After serving as a medical officer in the Indian armed forces, Chander Kohli came to the United States in 1966 for a surgical residency at Elyria Memorial Hospital. Six years later, he opened his own private neurosurgery practice in Youngstown. In the year’s since, he’s served on the boards of both Youngstown State and Northeast Ohio Medical University and made major donations to both colleges, often in honor of Aneal.

With Kohli Hall the newest named building on campus, being able to share that story – Chander arrived in the U.S. more than $600 in debt, from Elyria Hospital buying his plane ticket and other trips between airports paid for by friends – with the community.

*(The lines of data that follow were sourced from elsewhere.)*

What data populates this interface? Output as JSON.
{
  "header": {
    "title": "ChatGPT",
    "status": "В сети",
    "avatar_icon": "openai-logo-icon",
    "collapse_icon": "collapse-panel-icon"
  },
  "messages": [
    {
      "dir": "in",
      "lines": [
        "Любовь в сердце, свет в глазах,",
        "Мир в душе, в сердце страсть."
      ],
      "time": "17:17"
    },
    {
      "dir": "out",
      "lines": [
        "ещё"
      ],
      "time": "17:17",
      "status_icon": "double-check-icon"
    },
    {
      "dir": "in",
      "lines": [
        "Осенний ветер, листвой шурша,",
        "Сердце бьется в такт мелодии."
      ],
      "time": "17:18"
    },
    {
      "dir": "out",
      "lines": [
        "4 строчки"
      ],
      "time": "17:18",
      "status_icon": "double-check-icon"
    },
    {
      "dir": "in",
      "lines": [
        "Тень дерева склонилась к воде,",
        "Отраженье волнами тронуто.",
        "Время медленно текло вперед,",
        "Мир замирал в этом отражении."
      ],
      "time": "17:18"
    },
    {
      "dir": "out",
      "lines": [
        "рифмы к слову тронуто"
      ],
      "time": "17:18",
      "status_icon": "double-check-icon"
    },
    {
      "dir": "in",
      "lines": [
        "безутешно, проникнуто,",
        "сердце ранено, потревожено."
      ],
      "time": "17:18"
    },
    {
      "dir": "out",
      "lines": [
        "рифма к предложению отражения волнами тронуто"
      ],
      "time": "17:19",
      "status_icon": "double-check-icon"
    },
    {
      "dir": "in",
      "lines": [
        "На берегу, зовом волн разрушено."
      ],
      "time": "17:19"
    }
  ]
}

“It’s always fun to have a name attached to something and be able to tell those stories. Who was the Beeghly family? They were Standard Slag and part of our heyday and players in the steel industry,” said YSU President Jim Tressl. “Now, we’re able to tell the story of someone who came and worked and learned his craft. Think about when we started as a neurosurgeon 50 years ago and now. He knows that that’ll be the case in manufacturing and his gift means our students will be part of an ongoing development. With the training here, they can mirror his career.”

Part of the $3.9 million gift for the Excellence Training Center will support an endowment to pay for ongoing support of the center, including buying and installing new technologies, maintenance, expansion and new program initiatives. 

“Their gift takes this to the next level because you can never have all the equipment you want to have, all the finishing touches. Having an account to continue developing is so valuable, especially in the technology field; technology ends up costing more and it changes so much,” Tressel said. “This is absolutely huge for YSU.”

Opened in July, the center is a $12 million joint effort between YSU, Eastern Gateway Community College, Youngstown City Schools, America Makes, the Youngstown Business Incubator, local career centers and companies. It features equipment and lab areas that can be used perform research, train workers and provide education on the latest technology the industry has to offer.

“This is going to bring students from a lot of other places. This isn’t something that most places have. It’s very unique in the area and I think it’ll attract a lot of people,” Karen Kohli said.

Pictured: YSU President Jim Tressel presents Dr. Chander Kohli with the plaque that will be installed on Kohli Hall in honor of the family’s $3.9 million donation to support the Excellence Training Center.

Copyright 2024 The Business Journal, Youngstown, Ohio.